Stress characterises modern life, the underlying tensions that can affect our health and relationships. Stress generates physical and psychological changes, that can negatively impact our health; physically, mentally, emotionally and behaviourally1.
Stress can also influence the skin ageing process, with evidence to suggest that both acute and chronic stress can have a negative impact2,3,4,5. Stress-related skin ageing primarily manifests as wrinkles formation, hyperpigmentation and the loss of elasticity6.
Cortisol is the primary stress hormone, and through a series of internal processes, this can lead to the formation of pigmentation which negatively impacts on skin barrier function1. These changes can create a tired and aged appearance as a result of stress.
There are a lot of products available on the market to reduce the visibility of these changes, however, the ideal situation is to address and reduce the cause of the stress.

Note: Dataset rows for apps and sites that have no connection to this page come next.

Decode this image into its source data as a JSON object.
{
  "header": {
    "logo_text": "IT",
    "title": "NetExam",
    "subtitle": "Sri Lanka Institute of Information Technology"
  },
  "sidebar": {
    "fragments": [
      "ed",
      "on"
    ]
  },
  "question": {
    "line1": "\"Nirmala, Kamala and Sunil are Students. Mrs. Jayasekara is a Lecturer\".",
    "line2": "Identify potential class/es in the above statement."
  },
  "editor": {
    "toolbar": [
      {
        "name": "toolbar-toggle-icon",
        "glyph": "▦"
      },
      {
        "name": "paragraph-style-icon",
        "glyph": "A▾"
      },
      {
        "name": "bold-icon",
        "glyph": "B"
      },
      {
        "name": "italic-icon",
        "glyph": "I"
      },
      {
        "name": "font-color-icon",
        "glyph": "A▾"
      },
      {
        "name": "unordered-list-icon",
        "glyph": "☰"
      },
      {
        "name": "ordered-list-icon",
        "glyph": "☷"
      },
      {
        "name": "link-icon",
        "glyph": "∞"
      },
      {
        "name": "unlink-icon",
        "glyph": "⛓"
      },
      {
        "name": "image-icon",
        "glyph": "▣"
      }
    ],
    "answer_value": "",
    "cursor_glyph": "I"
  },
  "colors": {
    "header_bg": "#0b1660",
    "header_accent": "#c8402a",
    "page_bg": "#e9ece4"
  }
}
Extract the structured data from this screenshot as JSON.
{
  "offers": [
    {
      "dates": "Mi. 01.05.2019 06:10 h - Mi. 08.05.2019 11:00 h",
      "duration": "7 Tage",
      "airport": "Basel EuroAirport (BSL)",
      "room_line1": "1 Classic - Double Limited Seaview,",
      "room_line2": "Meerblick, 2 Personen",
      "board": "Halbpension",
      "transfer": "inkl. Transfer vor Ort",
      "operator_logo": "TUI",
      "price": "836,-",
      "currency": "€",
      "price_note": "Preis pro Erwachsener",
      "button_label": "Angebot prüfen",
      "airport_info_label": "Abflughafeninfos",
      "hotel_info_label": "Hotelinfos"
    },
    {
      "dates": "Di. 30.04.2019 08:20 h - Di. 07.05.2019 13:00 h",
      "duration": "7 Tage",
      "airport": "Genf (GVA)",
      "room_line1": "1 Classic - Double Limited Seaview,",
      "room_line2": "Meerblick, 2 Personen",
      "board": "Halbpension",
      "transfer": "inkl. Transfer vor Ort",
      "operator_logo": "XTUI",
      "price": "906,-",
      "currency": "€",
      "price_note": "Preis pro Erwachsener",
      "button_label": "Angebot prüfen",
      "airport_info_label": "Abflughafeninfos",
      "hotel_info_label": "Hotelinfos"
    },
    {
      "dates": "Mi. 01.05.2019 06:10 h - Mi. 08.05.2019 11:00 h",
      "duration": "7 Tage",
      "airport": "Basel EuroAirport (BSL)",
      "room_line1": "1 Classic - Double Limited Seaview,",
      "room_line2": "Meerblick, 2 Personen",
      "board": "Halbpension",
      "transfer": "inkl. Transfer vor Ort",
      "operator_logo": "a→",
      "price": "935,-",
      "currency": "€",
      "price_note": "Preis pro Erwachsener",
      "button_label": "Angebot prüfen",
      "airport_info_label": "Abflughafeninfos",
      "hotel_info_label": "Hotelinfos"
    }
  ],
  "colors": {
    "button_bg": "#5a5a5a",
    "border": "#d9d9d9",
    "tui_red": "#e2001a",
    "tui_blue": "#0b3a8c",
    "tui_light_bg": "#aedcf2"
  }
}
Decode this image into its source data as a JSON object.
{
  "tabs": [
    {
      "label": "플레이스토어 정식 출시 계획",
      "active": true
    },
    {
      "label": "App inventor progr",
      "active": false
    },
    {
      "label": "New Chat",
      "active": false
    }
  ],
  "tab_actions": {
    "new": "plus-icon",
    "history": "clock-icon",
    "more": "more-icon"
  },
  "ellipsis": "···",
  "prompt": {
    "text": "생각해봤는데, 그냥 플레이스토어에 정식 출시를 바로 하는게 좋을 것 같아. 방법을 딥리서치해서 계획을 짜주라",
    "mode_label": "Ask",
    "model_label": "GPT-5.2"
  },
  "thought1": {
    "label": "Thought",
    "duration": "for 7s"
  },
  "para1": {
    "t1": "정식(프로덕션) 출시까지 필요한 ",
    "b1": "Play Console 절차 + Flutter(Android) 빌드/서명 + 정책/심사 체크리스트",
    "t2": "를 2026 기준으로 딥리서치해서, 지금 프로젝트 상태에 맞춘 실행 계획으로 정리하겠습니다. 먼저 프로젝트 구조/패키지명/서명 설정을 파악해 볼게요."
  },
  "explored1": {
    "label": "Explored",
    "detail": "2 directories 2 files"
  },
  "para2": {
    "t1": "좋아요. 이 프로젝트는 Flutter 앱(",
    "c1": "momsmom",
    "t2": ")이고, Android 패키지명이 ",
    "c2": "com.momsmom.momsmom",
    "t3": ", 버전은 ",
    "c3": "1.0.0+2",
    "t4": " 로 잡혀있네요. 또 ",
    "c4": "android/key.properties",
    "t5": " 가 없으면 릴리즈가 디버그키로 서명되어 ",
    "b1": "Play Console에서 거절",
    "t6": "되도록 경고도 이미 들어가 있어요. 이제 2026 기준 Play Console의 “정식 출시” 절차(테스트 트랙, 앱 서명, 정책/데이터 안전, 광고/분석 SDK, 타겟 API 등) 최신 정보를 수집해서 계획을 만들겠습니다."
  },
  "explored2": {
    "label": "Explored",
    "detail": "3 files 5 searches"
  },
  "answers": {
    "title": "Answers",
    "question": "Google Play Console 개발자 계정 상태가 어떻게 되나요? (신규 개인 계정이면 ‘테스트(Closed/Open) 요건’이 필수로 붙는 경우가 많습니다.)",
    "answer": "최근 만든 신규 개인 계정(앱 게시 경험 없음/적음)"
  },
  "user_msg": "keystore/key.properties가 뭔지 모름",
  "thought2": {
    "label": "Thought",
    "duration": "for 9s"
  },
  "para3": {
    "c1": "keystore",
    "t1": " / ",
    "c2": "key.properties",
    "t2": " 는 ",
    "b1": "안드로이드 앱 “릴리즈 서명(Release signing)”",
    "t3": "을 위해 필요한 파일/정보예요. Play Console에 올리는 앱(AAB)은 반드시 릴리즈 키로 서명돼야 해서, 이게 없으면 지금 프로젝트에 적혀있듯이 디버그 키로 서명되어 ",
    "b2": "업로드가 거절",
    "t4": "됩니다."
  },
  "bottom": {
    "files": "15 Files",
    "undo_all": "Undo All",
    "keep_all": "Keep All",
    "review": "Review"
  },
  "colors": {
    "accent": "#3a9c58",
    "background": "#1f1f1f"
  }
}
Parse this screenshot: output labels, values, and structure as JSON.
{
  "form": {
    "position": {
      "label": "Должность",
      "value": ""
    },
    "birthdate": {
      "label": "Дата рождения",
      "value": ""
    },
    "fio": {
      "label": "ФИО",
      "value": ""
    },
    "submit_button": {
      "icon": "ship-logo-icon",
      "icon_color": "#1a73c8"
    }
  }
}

It is important to consider that implementing healthy lifestyle changes can take time isn’t always the easiest option, but can lead to many other positive benefits in the long term.
There is more than just needing to get your necessary hours of sleep; it is key to consider that you are getting enough quality sleep. Understanding your sleeping patterns can be important to consider; if you are a morning or night person or even if you get up frequently in the middle of the night. During sleep, our body has the time and ability to recover and repair itself.
Healthy diet and exercise1
Certain food and drink can severely impact the quality of sleep we get, this includes the effects of the amount of alcohol we consume. Alcohol may make us tired, however, it can also reduce the amount of quality sleep we get.
Exercising regularly is a good way to relieve stress and has also been shown to have positive effects on our mental and physical health.
Use a hydrating moisturiser to help protect and repair your skin barrier. Utilise protective creams (e.g. sun protection) during the day, and at night lookout for products designed to hydrate and repair.
Find time to breathe and reflect and take some time for yourself away from the routine of everyday life. Please also remember that there are people and professional advisors that you can talk to, who may be able to provide counselling and therapies to discuss any matters where you are experiencing stress.
1.Emma Coleman (2019) Stress and Ageing, Aesthetics Journal, https://aestheticsjournal.com/feature/stress-and-ageing
2.Bhupendra Singh et al., (2018) Reversing Wrinkled Skin and Hair Loss in Mice by Restoring Mitochondrial Function,’ Cell Death & Disease
3.Akihiro Aioi et al., (2001) Effect of High Population Density Environment on Skin Barrier Function in Mice, Journal of Dermatological Science
4.Massimo Bonora et al., (2018) Mitochondrial DNA Keeps You Young, Cell Death & Disease, <https://www.ncbi.nlm.nih.gov/pmc/articles/PMC6155168/>
5.Melanie Flint et al., (2007) Induction of DNA Damage, Alteration of DNA Repair and Transcriptional Activation by Stress Hormones. Psychoneuroendocrinology,
6.Ying Chen et al., (2014) Brain-Skin Connection: Stress, Inflammation and Skin Aging, Inflamm Allergy Drug Targets, https://www.ncbi.nlm.nih.gov/pmc/articles/PMC4082169/
Please select the option which best describes you.